> **What you need to do**
Every line holding "path" should be copied from the records below.
┌─ Data for analysis
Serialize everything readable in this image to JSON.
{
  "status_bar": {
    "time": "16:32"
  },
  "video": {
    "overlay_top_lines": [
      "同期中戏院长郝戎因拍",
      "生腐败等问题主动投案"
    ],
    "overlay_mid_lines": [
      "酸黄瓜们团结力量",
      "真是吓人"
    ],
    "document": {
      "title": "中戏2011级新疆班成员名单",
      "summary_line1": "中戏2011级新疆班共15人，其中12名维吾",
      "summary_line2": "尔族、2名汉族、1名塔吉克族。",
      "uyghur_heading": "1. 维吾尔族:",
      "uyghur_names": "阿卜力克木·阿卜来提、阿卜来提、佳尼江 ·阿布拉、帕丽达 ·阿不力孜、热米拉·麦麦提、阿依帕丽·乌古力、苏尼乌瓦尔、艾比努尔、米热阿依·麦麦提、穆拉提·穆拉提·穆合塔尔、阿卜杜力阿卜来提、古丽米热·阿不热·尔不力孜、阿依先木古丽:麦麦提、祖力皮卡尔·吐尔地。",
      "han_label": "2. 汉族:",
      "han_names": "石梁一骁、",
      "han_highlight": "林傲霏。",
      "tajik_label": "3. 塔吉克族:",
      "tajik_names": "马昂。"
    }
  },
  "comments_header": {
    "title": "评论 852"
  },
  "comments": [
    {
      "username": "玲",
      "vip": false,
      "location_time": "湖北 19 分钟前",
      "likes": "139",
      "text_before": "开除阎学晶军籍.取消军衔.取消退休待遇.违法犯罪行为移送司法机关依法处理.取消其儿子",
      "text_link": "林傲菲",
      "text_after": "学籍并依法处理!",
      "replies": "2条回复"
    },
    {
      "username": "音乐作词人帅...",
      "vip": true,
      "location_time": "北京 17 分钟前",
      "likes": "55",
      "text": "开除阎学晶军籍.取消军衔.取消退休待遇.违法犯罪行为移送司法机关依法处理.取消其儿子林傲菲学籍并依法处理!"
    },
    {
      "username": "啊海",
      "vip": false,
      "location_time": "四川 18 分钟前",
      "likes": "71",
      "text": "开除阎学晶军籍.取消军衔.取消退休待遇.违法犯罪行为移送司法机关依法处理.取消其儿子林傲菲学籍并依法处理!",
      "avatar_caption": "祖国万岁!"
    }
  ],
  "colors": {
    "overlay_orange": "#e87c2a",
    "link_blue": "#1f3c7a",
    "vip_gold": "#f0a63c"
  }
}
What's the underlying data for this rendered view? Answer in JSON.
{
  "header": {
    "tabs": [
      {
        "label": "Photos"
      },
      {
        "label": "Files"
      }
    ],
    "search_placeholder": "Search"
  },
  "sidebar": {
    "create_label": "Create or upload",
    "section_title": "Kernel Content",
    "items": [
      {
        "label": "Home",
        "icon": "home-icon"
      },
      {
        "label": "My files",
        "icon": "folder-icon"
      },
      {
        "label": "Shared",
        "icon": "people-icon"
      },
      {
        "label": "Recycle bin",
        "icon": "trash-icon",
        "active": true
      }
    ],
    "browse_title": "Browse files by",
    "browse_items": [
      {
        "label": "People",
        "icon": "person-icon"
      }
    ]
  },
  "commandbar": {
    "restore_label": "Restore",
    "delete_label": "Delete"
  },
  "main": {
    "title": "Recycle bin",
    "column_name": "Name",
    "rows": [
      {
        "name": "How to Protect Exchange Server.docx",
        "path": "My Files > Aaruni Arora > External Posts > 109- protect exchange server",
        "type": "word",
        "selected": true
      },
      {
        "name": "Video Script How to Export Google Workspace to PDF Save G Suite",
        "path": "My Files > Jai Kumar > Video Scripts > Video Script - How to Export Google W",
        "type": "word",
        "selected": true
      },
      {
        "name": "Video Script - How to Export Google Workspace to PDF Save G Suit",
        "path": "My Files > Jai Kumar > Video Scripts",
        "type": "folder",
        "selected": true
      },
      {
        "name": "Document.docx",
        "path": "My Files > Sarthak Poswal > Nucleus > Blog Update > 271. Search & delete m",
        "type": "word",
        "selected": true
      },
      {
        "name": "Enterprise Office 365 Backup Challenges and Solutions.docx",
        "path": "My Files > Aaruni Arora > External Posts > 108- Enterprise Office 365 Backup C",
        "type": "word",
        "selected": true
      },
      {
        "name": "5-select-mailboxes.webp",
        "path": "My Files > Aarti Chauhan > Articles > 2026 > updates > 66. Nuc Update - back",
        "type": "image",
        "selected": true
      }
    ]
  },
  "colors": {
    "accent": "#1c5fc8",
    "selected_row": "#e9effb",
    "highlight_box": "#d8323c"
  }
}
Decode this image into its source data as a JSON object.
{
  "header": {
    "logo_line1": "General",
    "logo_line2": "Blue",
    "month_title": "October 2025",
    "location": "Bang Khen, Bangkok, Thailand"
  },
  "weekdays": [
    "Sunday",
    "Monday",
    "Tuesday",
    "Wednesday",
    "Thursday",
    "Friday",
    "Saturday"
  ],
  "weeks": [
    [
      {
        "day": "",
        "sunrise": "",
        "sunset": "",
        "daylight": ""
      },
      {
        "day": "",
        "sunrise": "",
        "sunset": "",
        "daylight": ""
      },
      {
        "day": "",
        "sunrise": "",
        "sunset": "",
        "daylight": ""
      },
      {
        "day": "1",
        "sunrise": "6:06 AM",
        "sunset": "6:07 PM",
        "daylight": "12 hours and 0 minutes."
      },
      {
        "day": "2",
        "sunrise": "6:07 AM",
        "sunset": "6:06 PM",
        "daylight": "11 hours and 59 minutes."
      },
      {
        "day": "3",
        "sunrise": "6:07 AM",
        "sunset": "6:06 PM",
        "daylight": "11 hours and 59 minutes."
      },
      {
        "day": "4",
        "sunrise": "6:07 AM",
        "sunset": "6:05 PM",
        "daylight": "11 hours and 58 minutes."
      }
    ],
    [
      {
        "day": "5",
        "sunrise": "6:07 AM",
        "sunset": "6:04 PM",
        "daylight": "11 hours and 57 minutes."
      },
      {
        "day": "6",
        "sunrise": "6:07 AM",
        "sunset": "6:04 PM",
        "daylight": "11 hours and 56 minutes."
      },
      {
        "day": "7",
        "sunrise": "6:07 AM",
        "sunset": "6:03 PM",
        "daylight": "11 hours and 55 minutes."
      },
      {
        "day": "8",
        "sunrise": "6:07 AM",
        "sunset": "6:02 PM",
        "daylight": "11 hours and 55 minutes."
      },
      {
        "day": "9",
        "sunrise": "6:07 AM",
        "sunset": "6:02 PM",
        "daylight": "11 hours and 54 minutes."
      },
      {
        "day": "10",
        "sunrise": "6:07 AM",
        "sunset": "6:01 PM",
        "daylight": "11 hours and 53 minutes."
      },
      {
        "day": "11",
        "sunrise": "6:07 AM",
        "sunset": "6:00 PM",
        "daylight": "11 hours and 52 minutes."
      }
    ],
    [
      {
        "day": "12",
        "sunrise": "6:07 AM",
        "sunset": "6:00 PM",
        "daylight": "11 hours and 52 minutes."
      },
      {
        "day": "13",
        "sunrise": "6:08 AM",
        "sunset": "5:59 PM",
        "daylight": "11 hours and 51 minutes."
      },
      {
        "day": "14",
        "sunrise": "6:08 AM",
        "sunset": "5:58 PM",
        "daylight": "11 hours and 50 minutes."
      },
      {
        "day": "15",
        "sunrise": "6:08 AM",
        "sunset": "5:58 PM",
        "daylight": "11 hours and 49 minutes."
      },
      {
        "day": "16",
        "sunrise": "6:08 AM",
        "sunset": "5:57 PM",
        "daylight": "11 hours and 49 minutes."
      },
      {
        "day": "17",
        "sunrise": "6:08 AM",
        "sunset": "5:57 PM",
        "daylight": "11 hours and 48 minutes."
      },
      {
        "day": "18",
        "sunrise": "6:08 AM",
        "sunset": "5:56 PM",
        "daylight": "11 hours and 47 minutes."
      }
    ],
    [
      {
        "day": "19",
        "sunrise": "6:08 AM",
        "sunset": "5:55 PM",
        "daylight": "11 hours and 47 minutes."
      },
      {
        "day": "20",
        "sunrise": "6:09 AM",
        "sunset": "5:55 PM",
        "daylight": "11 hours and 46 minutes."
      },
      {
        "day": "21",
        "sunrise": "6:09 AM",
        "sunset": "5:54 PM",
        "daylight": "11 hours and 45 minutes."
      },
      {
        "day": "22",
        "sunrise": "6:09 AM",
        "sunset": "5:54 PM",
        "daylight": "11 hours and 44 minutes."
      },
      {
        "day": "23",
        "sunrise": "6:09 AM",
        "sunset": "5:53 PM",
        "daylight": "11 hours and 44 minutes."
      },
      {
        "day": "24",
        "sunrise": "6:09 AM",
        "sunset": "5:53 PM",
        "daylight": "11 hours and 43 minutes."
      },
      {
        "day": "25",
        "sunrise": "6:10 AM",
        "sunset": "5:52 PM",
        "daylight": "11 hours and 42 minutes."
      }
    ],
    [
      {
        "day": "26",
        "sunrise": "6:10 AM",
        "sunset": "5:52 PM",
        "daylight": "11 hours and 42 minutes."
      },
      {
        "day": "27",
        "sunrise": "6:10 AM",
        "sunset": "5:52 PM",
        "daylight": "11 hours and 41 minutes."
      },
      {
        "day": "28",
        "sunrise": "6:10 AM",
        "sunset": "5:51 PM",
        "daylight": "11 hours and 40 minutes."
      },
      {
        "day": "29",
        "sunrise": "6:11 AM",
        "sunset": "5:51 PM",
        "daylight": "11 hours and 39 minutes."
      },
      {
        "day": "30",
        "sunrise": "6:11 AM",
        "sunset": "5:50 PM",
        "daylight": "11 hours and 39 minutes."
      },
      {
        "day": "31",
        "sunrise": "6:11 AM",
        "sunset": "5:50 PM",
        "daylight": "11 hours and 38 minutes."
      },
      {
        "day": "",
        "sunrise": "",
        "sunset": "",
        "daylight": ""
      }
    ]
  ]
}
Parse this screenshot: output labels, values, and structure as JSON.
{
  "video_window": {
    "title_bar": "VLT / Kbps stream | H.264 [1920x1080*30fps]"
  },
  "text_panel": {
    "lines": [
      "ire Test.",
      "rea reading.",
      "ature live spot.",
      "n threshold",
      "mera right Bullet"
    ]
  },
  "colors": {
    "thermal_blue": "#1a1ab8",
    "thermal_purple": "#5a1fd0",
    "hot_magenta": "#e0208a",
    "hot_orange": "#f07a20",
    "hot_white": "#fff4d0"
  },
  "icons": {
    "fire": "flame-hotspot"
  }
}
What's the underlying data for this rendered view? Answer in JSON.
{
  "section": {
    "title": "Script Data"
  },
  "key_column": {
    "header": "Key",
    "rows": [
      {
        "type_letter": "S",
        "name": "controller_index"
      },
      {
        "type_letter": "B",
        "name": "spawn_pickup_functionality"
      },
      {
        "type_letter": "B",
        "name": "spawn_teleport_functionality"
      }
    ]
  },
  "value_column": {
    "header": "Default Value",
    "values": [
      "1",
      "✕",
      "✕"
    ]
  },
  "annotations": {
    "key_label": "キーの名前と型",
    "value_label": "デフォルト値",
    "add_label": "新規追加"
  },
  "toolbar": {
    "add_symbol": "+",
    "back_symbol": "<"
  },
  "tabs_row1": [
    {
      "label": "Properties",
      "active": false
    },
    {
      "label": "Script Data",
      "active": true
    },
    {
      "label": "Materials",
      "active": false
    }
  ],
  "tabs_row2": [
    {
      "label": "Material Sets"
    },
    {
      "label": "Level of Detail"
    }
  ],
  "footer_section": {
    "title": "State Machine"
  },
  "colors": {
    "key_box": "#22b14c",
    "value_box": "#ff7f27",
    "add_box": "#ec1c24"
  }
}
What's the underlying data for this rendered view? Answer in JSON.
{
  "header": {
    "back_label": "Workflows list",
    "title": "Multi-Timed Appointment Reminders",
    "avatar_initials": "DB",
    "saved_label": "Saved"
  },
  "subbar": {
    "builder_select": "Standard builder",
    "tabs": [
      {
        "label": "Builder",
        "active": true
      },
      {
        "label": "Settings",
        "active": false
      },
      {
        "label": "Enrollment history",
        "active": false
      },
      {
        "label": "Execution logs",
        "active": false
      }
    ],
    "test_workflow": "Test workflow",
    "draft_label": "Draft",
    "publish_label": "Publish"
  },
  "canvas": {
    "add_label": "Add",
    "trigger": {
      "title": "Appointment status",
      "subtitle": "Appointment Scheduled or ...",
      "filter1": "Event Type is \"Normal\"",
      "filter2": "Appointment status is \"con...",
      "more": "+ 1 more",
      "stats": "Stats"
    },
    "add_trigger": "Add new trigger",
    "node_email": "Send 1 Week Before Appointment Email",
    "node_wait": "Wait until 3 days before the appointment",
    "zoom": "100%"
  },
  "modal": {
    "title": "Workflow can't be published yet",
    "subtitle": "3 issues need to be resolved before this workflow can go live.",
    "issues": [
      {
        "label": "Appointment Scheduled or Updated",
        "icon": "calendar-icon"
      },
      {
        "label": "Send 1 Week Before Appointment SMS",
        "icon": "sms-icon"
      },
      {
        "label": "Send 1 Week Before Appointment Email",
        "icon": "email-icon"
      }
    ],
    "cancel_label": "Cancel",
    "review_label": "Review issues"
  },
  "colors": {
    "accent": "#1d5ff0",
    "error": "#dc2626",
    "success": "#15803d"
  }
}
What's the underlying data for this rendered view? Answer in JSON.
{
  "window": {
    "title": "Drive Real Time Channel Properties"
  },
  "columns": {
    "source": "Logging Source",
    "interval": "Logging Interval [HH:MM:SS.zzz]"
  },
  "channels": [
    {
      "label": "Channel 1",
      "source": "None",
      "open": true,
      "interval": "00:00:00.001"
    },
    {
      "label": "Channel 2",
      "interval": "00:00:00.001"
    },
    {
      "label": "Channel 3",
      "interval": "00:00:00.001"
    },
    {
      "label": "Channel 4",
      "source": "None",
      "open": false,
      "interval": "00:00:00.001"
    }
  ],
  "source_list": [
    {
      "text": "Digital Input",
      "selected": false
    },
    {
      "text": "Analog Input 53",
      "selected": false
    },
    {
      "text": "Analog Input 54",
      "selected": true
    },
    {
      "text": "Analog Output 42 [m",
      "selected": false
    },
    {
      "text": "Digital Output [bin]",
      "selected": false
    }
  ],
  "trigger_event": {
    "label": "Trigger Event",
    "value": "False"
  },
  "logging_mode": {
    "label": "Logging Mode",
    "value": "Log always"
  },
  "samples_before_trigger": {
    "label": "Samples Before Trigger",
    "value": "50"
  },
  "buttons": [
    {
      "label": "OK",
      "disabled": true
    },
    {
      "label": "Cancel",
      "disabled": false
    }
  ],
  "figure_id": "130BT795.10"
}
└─
> **Task answer**
        "path": "My Files > Aaruni Arora > External Posts > 109- protect exchange server",
        "path": "My Files > Jai Kumar > Video Scripts > Video Script - How to Export Google W",
        "path": "My Files > Jai Kumar > Video Scripts",
        "path": "My Files > Sarthak Poswal > Nucleus > Blog Update > 271. Search & delete m",
        "path": "My Files > Aaruni Arora > External Posts > 108- Enterprise Office 365 Backup C",
        "path": "My Files > Aarti Chauhan > Articles > 2026 > updates > 66. Nuc Update - back",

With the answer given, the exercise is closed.